___ Exercise materials
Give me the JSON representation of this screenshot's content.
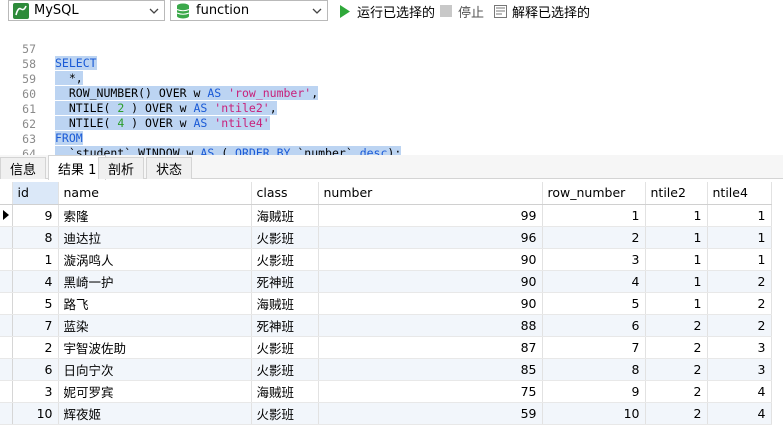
{
  "toolbar": {
    "connection": "MySQL",
    "database": "function",
    "run_selected": "运行已选择的",
    "stop": "停止",
    "explain_selected": "解释已选择的"
  },
  "editor": {
    "lines": [
      {
        "no": "57"
      },
      {
        "no": "58"
      },
      {
        "no": "59"
      },
      {
        "no": "60"
      },
      {
        "no": "61"
      },
      {
        "no": "62"
      },
      {
        "no": "63"
      },
      {
        "no": "64"
      }
    ]
  },
  "tabs": [
    "信息",
    "结果 1",
    "剖析",
    "状态"
  ],
  "grid": {
    "columns": [
      "id",
      "name",
      "class",
      "number",
      "row_number",
      "ntile2",
      "ntile4"
    ],
    "rows": [
      [
        "9",
        "索隆",
        "海贼班",
        "99",
        "1",
        "1",
        "1"
      ],
      [
        "8",
        "迪达拉",
        "火影班",
        "96",
        "2",
        "1",
        "1"
      ],
      [
        "1",
        "漩涡鸣人",
        "火影班",
        "90",
        "3",
        "1",
        "1"
      ],
      [
        "4",
        "黑崎一护",
        "死神班",
        "90",
        "4",
        "1",
        "2"
      ],
      [
        "5",
        "路飞",
        "海贼班",
        "90",
        "5",
        "1",
        "2"
      ],
      [
        "7",
        "蓝染",
        "死神班",
        "88",
        "6",
        "2",
        "2"
      ],
      [
        "2",
        "宇智波佐助",
        "火影班",
        "87",
        "7",
        "2",
        "3"
      ],
      [
        "6",
        "日向宁次",
        "火影班",
        "85",
        "8",
        "2",
        "3"
      ],
      [
        "3",
        "妮可罗宾",
        "海贼班",
        "75",
        "9",
        "2",
        "4"
      ],
      [
        "10",
        "辉夜姬",
        "火影班",
        "59",
        "10",
        "2",
        "4"
      ]
    ]
  }
}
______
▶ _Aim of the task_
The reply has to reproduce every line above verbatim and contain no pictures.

▶ _Written response_
Give me the JSON representation of this screenshot's content.
{
  "toolbar": {
    "connection": "MySQL",
    "database": "function",
    "run_selected": "运行已选择的",
    "stop": "停止",
    "explain_selected": "解释已选择的"
  },
  "editor": {
    "lines": [
      {
        "no": "57"
      },
      {
        "no": "58"
      },
      {
        "no": "59"
      },
      {
        "no": "60"
      },
      {
        "no": "61"
      },
      {
        "no": "62"
      },
      {
        "no": "63"
      },
      {
        "no": "64"
      }
    ]
  },
  "tabs": [
    "信息",
    "结果 1",
    "剖析",
    "状态"
  ],
  "grid": {
    "columns": [
      "id",
      "name",
      "class",
      "number",
      "row_number",
      "ntile2",
      "ntile4"
    ],
    "rows": [
      [
        "9",
        "索隆",
        "海贼班",
        "99",
        "1",
        "1",
        "1"
      ],
      [
        "8",
        "迪达拉",
        "火影班",
        "96",
        "2",
        "1",
        "1"
      ],
      [
        "1",
        "漩涡鸣人",
        "火影班",
        "90",
        "3",
        "1",
        "1"
      ],
      [
        "4",
        "黑崎一护",
        "死神班",
        "90",
        "4",
        "1",
        "2"
      ],
      [
        "5",
        "路飞",
        "海贼班",
        "90",
        "5",
        "1",
        "2"
      ],
      [
        "7",
        "蓝染",
        "死神班",
        "88",
        "6",
        "2",
        "2"
      ],
      [
        "2",
        "宇智波佐助",
        "火影班",
        "87",
        "7",
        "2",
        "3"
      ],
      [
        "6",
        "日向宁次",
        "火影班",
        "85",
        "8",
        "2",
        "3"
      ],
      [
        "3",
        "妮可罗宾",
        "海贼班",
        "75",
        "9",
        "2",
        "4"
      ],
      [
        "10",
        "辉夜姬",
        "火影班",
        "59",
        "10",
        "2",
        "4"
      ]
    ]
  }
}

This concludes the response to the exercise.